Senate Armed Services Chairman John McCain, R-Ariz., pauses before speaking to reporters. Photo: J. Scott Applewhite / AP
Following a classified briefing with Pentagon officials on the Niger ambush, Senator John McCain, chairman of the Senate Armed Services committee, told reporters that although the briefing was "progress," he left it with 100 unanswered questions and still doesn't know why it took 48 hours to find the fourth fallen service member.
- Be smart: McCain and Ted Cruz both said their assessment is "there's no doubt" there is a rising terrorism threat in Africa with the fall of ISIS in Raqqa, and Bill Nelson and Thom Tillis agreed the threat is metastasizing. Cruz said he left the meeting thinking there will "be a continued need for U.S. military presence in Africa," although there was no discussion about increasing the military presence.
- Senators disagree on whether this tragedy could have been prevented: Following the briefing Senator Ted Cruz said he was "encouraged...there were not significant steps that could have been taken to prevent this assault," (although he noted he still doesn't know "what precisely occurred"). Senator Richard Blumenthal, on the other hand, said his impression leaving the meeting was that he couldn't "look those families in the eye and say we're doing everything we need to do to provide sufficient intelligence."
Expect Niger to be fodder for discussions about military budgeting and the AUMF:
- McCain said Congress "should be embarrassed" about Niger, claiming it's a direct result of Congress' inability to pass a budget that funds the military adequately.
- McCain said this would be a "catalyst" for a new AUMF. He, along with the committee's top Democrat, Jack Reed, have been working on an AUMF proposal, and Tim Kaine and Jeff Flake have a joint pitch for a new AUMF already. Stay tuned for the public hearing on a new AUMF next week.
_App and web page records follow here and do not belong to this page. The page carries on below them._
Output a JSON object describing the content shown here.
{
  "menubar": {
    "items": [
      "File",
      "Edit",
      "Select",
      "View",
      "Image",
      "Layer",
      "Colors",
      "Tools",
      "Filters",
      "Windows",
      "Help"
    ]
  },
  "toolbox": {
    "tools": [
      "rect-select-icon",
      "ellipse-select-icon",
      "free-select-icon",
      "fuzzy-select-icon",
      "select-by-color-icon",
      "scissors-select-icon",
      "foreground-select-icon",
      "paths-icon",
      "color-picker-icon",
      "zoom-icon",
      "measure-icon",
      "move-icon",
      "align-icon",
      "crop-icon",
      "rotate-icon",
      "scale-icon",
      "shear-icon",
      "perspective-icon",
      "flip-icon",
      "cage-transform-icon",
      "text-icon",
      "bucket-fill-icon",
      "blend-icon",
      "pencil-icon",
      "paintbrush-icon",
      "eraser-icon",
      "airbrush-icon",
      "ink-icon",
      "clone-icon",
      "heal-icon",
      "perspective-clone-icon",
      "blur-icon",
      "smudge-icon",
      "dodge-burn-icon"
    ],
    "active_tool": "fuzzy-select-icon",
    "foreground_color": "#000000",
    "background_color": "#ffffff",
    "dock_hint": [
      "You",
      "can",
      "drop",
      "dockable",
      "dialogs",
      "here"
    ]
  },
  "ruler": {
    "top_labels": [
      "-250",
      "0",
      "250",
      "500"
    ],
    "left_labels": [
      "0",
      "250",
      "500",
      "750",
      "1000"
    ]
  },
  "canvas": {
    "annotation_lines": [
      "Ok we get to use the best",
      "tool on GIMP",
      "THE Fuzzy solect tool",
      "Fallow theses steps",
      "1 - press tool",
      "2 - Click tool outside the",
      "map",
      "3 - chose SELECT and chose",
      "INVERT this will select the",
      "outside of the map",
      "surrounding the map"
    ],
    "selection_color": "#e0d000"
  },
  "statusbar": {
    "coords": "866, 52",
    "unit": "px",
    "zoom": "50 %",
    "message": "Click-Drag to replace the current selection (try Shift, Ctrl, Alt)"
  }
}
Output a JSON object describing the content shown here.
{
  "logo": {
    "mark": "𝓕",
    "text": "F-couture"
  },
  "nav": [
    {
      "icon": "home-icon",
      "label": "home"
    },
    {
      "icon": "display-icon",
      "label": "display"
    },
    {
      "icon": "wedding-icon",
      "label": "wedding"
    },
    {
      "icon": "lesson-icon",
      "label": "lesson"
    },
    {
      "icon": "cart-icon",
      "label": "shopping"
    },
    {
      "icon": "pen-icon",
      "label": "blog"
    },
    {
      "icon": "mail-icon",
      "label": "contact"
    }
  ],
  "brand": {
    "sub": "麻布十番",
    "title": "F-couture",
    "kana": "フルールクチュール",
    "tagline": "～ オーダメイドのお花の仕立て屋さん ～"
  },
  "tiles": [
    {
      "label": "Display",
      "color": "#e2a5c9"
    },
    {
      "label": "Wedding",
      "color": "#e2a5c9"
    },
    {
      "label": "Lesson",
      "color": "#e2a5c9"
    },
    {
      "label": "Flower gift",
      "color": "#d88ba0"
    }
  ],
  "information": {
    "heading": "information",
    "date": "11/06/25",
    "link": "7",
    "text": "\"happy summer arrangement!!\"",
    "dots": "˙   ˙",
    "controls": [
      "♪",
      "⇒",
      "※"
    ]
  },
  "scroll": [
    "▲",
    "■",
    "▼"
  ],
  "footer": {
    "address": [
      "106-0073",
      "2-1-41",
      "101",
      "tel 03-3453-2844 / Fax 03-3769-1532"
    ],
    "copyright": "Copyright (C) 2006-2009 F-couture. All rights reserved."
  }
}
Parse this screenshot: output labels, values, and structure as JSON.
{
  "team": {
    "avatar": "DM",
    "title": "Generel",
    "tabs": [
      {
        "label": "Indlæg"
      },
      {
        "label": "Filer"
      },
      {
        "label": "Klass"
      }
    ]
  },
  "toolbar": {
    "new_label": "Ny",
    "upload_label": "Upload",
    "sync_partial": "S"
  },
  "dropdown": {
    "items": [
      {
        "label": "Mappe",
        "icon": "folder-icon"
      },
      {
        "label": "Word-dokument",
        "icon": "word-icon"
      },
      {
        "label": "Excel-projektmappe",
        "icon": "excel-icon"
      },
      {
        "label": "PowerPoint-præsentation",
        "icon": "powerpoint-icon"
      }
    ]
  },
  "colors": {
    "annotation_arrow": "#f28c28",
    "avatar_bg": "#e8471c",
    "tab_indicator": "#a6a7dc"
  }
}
Up next: McCain said there would be regular briefings on Niger. The Niger report is expected to take 30 days to complete.
Catch up quick: What happened during this month's Niger attack